The IRS allows an exclusion from capital gains tax for taxpayers who sell their primary residences. The exemption is allowed up to a certain amount of gain, based on the filing status of the taxpayer(s). To claim the exclusion, you must report the transaction on IRS Schedule D and attach the form to your 1040 income tax return. The amount of sale proceeds you must claim is reported to you on Form 1099-S. The title company that processed the sale must mail the form to you by the end of January.
The amount you may exclude from capital gains tax on the sale is $250,000 when your filing status is single, head of household or married filing separately. If your filing status is married filing jointly, you may exclude $500,000 from your capital gains. To determine your potential gain, subtract the sales price from your purchase price. If the result is negative, you have a loss on the sale and do not owe capital gains tax. If the result is positive, apply the exclusion amount. If your sales proceeds exceed the exclusion amount, you must pay capital gains tax on the difference.
Time in Home
To qualify for the exemption, you must have lived in the home as your primary residence for at least two of the last five years before the sale. To meet this test, the years do not have to be consecutive. For example, you may live in the house for one year, rent the house for the next three and live in the house again during the last year of the five year test. You may be exempt from meeting this test if you sold for specific reasons that were beyond your control. Examples of these circumstances include health, death, divorce or natural disaster occurrences. You may also be eligible if the sale is due to job relocation and your new job is at least 50 miles away from your old job.
If you own more than one home that you sold during the year, you may only claim the exemption for one sale. You must meet certain tests to determine primary residency rules in tax years where multiple sales are reported. In addition to the time in home rule, you may have to establish residency by providing additional information to the IRS, if requested. Examples of items the IRS may ask for include a driver's license showing your address, the address of your job, bank account locations and copies of regular expense statements that show your billing address.
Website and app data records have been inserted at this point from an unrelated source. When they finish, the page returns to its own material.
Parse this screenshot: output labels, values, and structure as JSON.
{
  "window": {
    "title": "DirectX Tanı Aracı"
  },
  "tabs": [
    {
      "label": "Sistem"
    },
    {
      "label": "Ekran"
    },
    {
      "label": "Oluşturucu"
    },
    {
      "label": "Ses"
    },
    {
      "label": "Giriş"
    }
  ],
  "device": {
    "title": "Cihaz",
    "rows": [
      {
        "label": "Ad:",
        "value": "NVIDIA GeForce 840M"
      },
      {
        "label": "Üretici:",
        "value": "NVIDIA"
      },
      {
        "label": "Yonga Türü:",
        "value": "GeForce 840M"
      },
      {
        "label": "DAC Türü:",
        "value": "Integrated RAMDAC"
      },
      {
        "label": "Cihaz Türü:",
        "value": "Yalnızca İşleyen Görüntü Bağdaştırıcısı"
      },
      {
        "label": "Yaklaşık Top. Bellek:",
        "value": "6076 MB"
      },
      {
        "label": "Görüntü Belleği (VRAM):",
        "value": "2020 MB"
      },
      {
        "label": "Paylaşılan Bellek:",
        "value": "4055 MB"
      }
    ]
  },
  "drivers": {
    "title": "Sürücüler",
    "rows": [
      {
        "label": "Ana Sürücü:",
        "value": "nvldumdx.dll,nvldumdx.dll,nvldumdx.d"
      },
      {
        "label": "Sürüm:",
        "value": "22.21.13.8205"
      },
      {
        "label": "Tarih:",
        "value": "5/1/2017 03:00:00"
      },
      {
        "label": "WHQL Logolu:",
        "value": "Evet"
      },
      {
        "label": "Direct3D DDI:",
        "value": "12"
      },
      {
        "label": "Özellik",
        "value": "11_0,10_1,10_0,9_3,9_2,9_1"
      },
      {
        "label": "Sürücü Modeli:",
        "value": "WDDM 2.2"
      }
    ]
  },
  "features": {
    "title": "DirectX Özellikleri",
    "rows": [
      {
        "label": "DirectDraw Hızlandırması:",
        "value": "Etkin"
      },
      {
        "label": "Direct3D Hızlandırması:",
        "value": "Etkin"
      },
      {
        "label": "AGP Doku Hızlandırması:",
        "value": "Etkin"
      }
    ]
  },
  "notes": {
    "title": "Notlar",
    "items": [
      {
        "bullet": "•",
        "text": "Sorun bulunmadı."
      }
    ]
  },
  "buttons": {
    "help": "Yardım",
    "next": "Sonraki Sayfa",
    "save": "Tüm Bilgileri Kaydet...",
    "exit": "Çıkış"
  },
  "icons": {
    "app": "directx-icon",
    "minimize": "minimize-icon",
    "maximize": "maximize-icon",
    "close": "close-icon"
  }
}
Unmarried Joint Owners
If you own the home with someone who is not your spouse, each owner is eligible to claim the $250,000 exclusion when all other tests are met. This scenario may occur when any two unmarried people co-own the home and use it as their primary residence, such as a boyfriend and girlfriend, parent and child or domestic partnership couple.